Ofcom has announced a new 2018 voluntary Code of Practice (CoP) for broadband speeds which will provide more clarity when buying broadband, and give you further rights to exit a contract if the connection fails to deliver.
The 2015 CoP which is already followed by most of the big names says that ISPs must give an estimate of the speed you’re likely to get, and that they must try to fix broadband connections which fail to achieve the estimated rate. If they’re unable to do so you are able to leave a contract without penalty.
The new CoP strengthens consumer rights and says providers must supply more details about speed at the point of sale. To summarise the key changes:
- More realistic speed estimates at the point of sale. Speed estimates provided to customers at point of sale should reflect the speeds that they are likely to experience at peak times.
- Always providing a minimum guaranteed speed and the right to exit connected to this speed at the point of sale. The right to exit will now apply to bundled products, such as landline services on the same line, or pay-TV services purchased at the same time as the broadband service. A new 30-calendar day limit will apply to the time providers have to improve speeds before they must offer the right to exit to customers.
- Strengthening customers’ rights and extending the right to exit to bundled products.
- Ensuring all customers benefit from the codes, regardless of their broadband technology.
The full statement is available from Ofcom.
What this means is that when joining any ISP which has agreed to the new CoP you will have a clear idea of the speed your line should achieve (based on real connection speeds at peak times) and a minimum speed guaranteed by the provider. And if your provider cannot hit that minimum they have 30 days to fix it, or you get to cancel for free.
However it’s important to note that the code is voluntary. BT, TalkTalk, Virgin Media, EE, Sky, XLN, Plusnet, Daisy and KCOM have agreed in principle to the new code, so a huge number of broadband customers in the country will be covered, but those of you signing up to smaller ISPs may not benefit from the changes.
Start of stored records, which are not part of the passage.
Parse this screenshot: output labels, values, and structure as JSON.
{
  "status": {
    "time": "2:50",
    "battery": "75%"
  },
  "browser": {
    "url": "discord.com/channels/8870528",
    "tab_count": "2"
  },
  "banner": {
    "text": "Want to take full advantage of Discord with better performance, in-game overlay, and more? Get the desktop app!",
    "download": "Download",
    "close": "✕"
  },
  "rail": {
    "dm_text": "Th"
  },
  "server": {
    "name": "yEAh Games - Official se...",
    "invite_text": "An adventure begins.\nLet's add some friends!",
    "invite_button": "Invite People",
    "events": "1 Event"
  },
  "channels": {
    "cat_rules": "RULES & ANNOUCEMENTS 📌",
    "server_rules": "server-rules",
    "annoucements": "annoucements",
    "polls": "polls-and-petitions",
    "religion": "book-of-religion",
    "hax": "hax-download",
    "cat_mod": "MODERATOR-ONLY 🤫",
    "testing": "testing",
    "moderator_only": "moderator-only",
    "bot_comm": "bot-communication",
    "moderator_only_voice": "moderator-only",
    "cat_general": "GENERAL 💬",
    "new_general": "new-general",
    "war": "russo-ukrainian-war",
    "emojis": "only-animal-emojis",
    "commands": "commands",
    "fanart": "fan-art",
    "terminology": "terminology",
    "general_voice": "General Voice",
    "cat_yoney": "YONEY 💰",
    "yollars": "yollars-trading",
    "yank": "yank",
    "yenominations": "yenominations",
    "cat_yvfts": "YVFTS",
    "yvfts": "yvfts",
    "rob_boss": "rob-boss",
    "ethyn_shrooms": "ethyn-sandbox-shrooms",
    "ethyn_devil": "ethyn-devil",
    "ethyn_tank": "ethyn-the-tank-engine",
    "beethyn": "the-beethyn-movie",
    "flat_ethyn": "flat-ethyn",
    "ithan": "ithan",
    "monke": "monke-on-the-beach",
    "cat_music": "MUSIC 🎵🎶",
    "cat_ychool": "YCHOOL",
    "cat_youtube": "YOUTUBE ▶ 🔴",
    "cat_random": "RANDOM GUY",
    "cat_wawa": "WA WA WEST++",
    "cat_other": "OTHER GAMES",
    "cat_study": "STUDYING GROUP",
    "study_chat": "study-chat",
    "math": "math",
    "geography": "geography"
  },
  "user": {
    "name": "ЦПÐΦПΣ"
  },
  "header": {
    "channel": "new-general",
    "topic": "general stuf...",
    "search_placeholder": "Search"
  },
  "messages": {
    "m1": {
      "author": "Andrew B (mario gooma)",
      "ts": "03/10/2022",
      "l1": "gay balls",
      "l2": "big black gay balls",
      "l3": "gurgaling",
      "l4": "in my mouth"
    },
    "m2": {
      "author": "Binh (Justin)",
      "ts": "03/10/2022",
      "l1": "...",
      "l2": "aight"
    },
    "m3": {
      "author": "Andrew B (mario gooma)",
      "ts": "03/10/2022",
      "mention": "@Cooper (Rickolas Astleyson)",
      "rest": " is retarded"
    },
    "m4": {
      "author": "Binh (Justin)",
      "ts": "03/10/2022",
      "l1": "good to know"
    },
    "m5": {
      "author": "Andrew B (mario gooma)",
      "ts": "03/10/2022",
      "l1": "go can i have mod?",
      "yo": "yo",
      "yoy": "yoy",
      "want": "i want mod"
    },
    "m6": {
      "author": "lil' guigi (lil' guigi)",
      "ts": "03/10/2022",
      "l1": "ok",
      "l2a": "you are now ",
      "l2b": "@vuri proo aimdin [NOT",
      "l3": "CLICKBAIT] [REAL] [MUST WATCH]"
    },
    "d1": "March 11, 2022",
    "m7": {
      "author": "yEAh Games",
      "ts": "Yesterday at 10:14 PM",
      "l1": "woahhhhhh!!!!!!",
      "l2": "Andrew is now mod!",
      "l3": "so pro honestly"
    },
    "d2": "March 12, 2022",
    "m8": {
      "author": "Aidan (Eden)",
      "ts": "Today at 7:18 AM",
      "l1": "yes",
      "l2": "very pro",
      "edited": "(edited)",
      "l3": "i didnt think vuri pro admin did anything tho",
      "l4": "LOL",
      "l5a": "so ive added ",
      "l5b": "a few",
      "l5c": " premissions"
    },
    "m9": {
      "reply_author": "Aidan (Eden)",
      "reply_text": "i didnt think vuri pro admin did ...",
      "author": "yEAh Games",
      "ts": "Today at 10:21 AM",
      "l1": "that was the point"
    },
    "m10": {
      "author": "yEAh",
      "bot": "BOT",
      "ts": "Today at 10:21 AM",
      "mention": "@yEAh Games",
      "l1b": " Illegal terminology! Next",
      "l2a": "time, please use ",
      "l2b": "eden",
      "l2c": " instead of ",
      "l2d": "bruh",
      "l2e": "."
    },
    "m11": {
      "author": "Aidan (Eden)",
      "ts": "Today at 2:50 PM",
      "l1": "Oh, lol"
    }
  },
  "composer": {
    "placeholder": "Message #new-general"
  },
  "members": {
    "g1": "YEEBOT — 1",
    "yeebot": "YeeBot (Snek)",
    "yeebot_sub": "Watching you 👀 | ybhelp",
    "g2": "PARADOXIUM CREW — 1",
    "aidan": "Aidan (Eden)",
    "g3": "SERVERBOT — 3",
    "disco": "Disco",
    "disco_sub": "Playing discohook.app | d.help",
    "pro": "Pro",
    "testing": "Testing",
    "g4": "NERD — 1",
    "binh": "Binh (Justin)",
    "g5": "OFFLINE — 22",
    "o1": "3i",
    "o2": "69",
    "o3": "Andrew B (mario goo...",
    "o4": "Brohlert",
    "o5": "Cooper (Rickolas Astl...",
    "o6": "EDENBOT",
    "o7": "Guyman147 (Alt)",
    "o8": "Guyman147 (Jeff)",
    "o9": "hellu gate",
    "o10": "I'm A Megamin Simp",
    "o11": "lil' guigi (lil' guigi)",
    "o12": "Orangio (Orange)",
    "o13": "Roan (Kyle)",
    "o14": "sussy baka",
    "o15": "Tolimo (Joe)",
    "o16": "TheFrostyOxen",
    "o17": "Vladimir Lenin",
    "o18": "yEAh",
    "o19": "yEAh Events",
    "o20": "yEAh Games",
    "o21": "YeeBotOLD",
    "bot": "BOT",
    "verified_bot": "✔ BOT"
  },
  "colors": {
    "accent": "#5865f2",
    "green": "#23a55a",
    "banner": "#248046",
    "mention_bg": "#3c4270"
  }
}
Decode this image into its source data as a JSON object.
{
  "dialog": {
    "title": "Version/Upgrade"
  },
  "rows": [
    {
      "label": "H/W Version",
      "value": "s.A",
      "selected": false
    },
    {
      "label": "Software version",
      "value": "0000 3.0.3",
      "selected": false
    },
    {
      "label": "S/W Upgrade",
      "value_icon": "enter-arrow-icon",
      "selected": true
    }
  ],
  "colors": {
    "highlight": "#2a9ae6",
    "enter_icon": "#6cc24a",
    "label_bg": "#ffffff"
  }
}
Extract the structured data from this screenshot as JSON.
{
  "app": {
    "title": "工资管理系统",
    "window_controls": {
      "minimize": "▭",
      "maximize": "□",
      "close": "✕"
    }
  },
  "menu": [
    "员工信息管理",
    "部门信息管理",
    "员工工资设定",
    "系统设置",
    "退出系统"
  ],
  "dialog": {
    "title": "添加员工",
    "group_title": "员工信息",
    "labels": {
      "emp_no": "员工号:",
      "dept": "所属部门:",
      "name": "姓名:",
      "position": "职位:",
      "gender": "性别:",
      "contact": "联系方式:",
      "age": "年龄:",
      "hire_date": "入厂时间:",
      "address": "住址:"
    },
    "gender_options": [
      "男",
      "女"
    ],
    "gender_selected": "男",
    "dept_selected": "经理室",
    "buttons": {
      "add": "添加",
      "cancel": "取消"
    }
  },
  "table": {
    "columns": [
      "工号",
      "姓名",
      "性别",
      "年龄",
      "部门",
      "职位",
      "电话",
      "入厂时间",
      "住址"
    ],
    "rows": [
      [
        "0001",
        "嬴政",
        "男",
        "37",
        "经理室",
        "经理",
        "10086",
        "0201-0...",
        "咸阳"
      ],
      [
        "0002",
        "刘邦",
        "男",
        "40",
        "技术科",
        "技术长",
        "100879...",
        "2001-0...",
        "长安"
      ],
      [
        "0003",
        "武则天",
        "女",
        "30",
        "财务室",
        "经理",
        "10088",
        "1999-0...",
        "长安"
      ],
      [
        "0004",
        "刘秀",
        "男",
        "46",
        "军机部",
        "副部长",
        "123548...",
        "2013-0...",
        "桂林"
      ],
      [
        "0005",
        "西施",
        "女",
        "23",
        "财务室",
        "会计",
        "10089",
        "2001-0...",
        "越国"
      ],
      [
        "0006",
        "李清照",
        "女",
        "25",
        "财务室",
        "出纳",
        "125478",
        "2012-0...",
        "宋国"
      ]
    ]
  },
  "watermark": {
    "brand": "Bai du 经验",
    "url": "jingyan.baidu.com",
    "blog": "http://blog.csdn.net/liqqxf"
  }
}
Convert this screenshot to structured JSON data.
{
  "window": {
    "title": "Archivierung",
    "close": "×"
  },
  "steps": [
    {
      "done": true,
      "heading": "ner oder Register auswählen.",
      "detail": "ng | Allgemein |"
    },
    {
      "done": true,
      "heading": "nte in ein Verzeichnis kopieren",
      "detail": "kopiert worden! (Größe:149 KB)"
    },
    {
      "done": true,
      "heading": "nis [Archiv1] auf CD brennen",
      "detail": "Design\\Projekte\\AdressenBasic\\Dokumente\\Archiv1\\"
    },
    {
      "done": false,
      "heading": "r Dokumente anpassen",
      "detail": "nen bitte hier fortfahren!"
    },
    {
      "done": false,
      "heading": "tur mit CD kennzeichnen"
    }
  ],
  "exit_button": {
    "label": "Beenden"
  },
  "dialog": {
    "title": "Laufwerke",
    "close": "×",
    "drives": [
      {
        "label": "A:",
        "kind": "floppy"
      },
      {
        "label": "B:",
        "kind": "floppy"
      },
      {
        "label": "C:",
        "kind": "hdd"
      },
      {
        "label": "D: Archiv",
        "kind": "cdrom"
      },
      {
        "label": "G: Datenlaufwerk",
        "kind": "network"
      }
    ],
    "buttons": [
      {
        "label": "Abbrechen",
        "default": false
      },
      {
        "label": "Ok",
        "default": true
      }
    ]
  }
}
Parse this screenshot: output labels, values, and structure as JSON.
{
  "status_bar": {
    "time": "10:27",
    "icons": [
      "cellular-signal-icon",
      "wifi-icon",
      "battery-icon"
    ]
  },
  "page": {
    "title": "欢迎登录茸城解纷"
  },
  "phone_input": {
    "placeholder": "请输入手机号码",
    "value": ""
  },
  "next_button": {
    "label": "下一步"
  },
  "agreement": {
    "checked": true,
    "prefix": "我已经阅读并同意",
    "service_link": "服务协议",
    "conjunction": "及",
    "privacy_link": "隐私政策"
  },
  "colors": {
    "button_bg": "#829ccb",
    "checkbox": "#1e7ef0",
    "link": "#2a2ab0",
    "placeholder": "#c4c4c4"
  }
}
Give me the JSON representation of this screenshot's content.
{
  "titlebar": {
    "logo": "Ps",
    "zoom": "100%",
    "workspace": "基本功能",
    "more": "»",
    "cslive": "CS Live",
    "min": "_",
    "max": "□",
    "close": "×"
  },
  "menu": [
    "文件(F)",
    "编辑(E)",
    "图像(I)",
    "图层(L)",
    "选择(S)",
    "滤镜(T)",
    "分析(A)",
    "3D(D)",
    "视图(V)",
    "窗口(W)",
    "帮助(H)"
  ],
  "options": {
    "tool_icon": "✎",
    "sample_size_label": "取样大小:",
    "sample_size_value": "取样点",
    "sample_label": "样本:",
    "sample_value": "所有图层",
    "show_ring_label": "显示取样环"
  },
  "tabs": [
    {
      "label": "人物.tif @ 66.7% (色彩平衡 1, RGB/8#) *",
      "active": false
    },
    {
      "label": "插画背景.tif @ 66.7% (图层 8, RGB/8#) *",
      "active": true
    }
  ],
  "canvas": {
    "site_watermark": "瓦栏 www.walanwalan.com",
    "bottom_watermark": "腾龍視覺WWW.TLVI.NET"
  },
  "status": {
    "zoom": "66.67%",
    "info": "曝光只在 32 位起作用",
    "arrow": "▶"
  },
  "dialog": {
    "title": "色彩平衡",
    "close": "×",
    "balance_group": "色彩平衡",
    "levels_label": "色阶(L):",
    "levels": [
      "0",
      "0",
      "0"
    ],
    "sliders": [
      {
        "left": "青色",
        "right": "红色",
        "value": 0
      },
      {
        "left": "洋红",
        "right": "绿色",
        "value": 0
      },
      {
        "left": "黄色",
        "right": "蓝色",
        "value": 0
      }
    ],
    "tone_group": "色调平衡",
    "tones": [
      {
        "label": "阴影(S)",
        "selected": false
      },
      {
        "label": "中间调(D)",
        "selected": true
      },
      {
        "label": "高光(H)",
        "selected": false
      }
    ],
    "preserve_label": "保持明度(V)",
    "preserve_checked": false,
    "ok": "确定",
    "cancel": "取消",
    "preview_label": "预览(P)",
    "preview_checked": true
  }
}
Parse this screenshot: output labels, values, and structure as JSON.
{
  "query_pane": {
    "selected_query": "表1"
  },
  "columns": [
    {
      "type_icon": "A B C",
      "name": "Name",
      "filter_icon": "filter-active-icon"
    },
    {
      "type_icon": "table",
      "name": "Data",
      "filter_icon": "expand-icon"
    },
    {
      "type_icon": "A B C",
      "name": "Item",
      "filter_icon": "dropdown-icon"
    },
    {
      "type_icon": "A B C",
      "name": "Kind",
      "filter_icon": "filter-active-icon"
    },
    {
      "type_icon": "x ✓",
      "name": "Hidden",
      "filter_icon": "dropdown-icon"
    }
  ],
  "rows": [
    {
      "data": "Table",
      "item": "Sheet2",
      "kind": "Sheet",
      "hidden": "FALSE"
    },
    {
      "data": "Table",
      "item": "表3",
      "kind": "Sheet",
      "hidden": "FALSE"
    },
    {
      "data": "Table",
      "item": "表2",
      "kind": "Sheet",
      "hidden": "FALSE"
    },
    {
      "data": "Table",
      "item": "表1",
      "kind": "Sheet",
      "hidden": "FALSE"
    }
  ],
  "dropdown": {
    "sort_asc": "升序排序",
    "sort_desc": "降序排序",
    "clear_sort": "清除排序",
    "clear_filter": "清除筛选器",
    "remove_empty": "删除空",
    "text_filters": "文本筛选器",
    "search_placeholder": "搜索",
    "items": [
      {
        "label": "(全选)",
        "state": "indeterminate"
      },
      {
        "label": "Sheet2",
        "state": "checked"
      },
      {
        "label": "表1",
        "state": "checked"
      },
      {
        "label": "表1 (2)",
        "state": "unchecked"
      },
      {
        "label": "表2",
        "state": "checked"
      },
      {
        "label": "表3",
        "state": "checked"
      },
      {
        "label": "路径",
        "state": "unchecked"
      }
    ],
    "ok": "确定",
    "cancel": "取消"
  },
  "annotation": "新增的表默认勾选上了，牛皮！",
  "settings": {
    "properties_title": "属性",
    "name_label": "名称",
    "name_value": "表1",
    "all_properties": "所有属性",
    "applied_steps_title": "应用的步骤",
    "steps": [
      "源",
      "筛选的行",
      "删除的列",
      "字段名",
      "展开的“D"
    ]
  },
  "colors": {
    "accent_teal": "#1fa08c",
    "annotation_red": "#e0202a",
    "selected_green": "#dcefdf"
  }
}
Broadband advertising will be affected too. Right now providers are permitted to use an “up to” speed in adverts, which reflects the performance of just 10% of their customers. But from 23rd May they must use an average speed based on at least 50% of subscribers.